Since beginning the ride plan 2 years ago there has admittedly been a shift to the social attitude towards ‘depression’ and mental health. People are starting to feel more comfortable discussing it broadly with one another however there is a long way to go – particularly for men. See, Bazza faces an additional barrier to the general social stigma of mental illness in that it is not okay for him to talk candidly about his feelings in any scenario. It’s feminine and emasculating. We’re taught it from a young age – “stop crying, be a big boy. Boys don’t cry”. There is merit in male strength and resilience – emotionally and otherwise however it is too ‘absolute’. There is not middle ground. That is why I love the work by groups such as the Black Dog Ride – some of the biggest blokes with the baddest beer-guts and billowing beards coming forward to talk about their mental health. It was a shock at first and it’s still a little uncomfortable even for me, but the only way that’s going to change is to keep talking about it until it becomes normal – when “hey man, how’d that broken leg heal up?” becomes just as easy to ask and answer as “hey man, how’s the noggin? Feeling any better since we last spoke?” I won’t dwell on this point too much, because as I’ve said the place we are at as a society 2 years on is now so much better. I will however just say this as it seems an appropriate time to add a pragmatic, practical suggestion to the philosophy:

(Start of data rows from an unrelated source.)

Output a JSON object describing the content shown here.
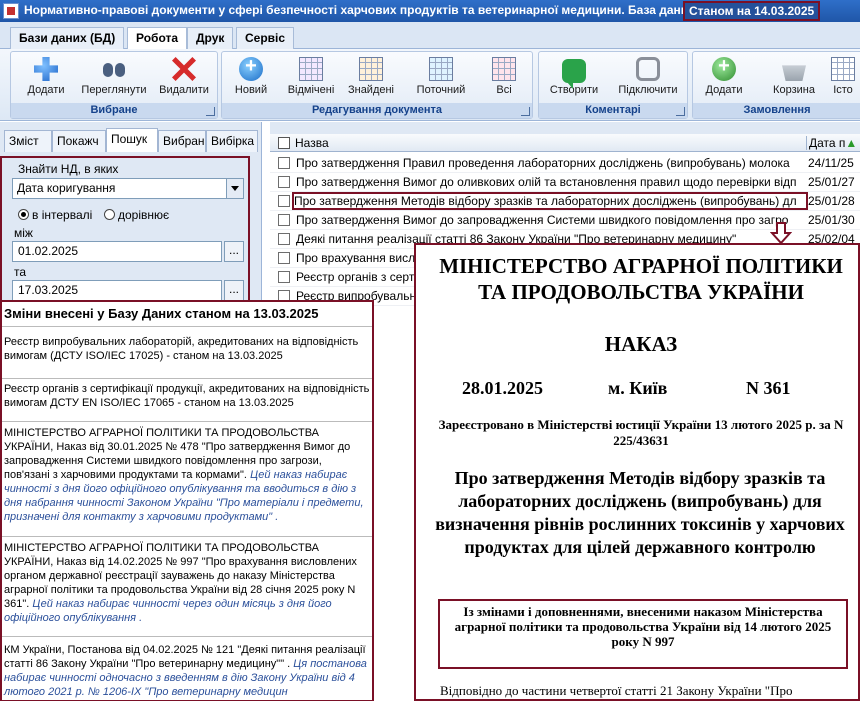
{
  "window": {
    "title": "Нормативно-правові документи у сфері безпечності харчових продуктів та ветеринарної медицини. База даних",
    "status": "Станом на 14.03.2025"
  },
  "menu_tabs": [
    "Бази даних (БД)",
    "Робота",
    "Друк",
    "Сервіс"
  ],
  "ribbon": {
    "groups": [
      {
        "title": "Вибране",
        "buttons": [
          "Додати",
          "Переглянути",
          "Видалити"
        ]
      },
      {
        "title": "Редагування документа",
        "buttons": [
          "Новий",
          "Відмічені",
          "Знайдені",
          "Поточний",
          "Всі"
        ]
      },
      {
        "title": "Коментарі",
        "buttons": [
          "Створити",
          "Підключити"
        ]
      },
      {
        "title": "Замовлення",
        "buttons": [
          "Додати",
          "Корзина",
          "Істо"
        ]
      }
    ]
  },
  "left_tabs": [
    "Зміст",
    "Покажч",
    "Пошук",
    "Вибрані",
    "Вибірка"
  ],
  "search": {
    "label": "Знайти НД, в яких",
    "field": "Дата коригування",
    "radio_interval": "в інтервалі",
    "radio_equal": "дорівнює",
    "between_label": "між",
    "date_from": "01.02.2025",
    "and_label": "та",
    "date_to": "17.03.2025",
    "browse": "..."
  },
  "list": {
    "col_name": "Назва",
    "col_date": "Дата п",
    "rows": [
      {
        "name": "Про затвердження Правил проведення лабораторних досліджень (випробувань) молока",
        "date": "24/11/25"
      },
      {
        "name": "Про затвердження Вимог до оливкових олій та встановлення правил щодо перевірки відп",
        "date": "25/01/27"
      },
      {
        "name": "Про затвердження Методів відбору зразків та лабораторних досліджень (випробувань) дл",
        "date": "25/01/28"
      },
      {
        "name": "Про затвердження Вимог до запровадження Системи швидкого повідомлення про загро",
        "date": "25/01/30"
      },
      {
        "name": "Деякі питання реалізації статті 86 Закону України \"Про ветеринарну медицину\"",
        "date": "25/02/04"
      },
      {
        "name": "Про врахування висл",
        "date": ""
      },
      {
        "name": "Реєстр органів з серт",
        "date": ""
      },
      {
        "name": "Реєстр випробувальн",
        "date": ""
      }
    ]
  },
  "changes": {
    "title": "Зміни внесені у Базу Даних  станом  на 13.03.2025",
    "entries": [
      {
        "text": "Реєстр випробувальних лабораторій, акредитованих на відповідність вимогам (ДСТУ ISO/IEC 17025)  - станом на 13.03.2025",
        "note": ""
      },
      {
        "text": "Реєстр органів  з сертифікації продукції, акредитованих на відповідність вимогам ДСТУ EN ISO/IEC 17065 - станом  на 13.03.2025",
        "note": ""
      },
      {
        "text": "МІНІСТЕРСТВО АГРАРНОЇ ПОЛІТИКИ ТА ПРОДОВОЛЬСТВА УКРАЇНИ, Наказ від 30.01.2025 № 478  \"Про затвердження Вимог до запровадження Системи швидкого повідомлення про загрози, пов'язані з харчовими продуктами та кормами\".",
        "note": "Цей наказ набирає чинності з дня його офіційного  опублікування та вводиться в дію з дня набрання  чинності Законом України \"Про матеріали і предмети, призначені для контакту з харчовими продуктами\" ."
      },
      {
        "text": "МІНІСТЕРСТВО АГРАРНОЇ ПОЛІТИКИ ТА ПРОДОВОЛЬСТВА УКРАЇНИ, Наказ від 14.02.2025 № 997  \"Про врахування  висловлених органом державної реєстрації зауважень до наказу Міністерства аграрної політики та продовольства України від 28 січня 2025 року N 361\".",
        "note": "Цей наказ набирає  чинності через один місяць з дня його офіційного опублікування ."
      },
      {
        "text": "КМ України, Постанова  від 04.02.2025 № 121  \"Деякі питання реалізації статті 86 Закону України \"Про ветеринарну медицину\"\" .",
        "note": "Ця постанова набирає чинності одночасно з введенням в дію Закону України від 4 лютого 2021 р. № 1206-IX \"Про ветеринарну медицин"
      }
    ]
  },
  "document": {
    "ministry": "МІНІСТЕРСТВО АГРАРНОЇ ПОЛІТИКИ ТА ПРОДОВОЛЬСТВА УКРАЇНИ",
    "order": "НАКАЗ",
    "date": "28.01.2025",
    "city": "м. Київ",
    "number": "N 361",
    "registered": "Зареєстровано в Міністерстві юстиції України 13 лютого 2025 р. за N 225/43631",
    "title": "Про затвердження Методів відбору зразків та лабораторних досліджень (випробувань) для визначення рівнів рослинних токсинів у харчових продуктах для цілей державного контролю",
    "amendments": "Із змінами і доповненнями, внесеними наказом Міністерства аграрної політики та продовольства України від 14 лютого 2025 року N 997",
    "body_start": "Відповідно до частини четвертої статті 21 Закону України \"Про"
  }
}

There are many well-meaning people who express how open they are and that those in need should “please talk to me, come to me, I’m always here” etc. etc. That’s great and it helps, but this also puts the onus on a person who feels like utter rat shit to break the personal shackles, shrug off the social stigma and come forth to talk. That’s a mighty burden. Really, that onus should fall a little heavier on the friends and family to initiate the conversation. It’s always going to be hard and it’s likely that your friend will be reluctant to discuss, but it’s a hell of a lot more likely you’ll engage them than waiting for them to come out.
Anyway, let’s leave on a high point. Encouragement, confidence and cliché…er, conversation. That’s what this ride is about, and that’s what the photo was for. Instagram limited my response to Ray to less than 160 characters, not quite enough to engage fully with him and…oh dear, that’s another topic in this minefield that I’ll leave for another day. Instead, here’s some deeply meaningful, well thought-out inspirational words that you’re likely to find on an instagram page under a sepia picture of a blonde girl in a white beanie clutching a pumpkin spice late on an empty country road littered by the leaves of Fall:
Go forward, follow your dreams, just do it – the pain of failure will never hurts as badly as the pain of regret, you only live once. Carpe diem.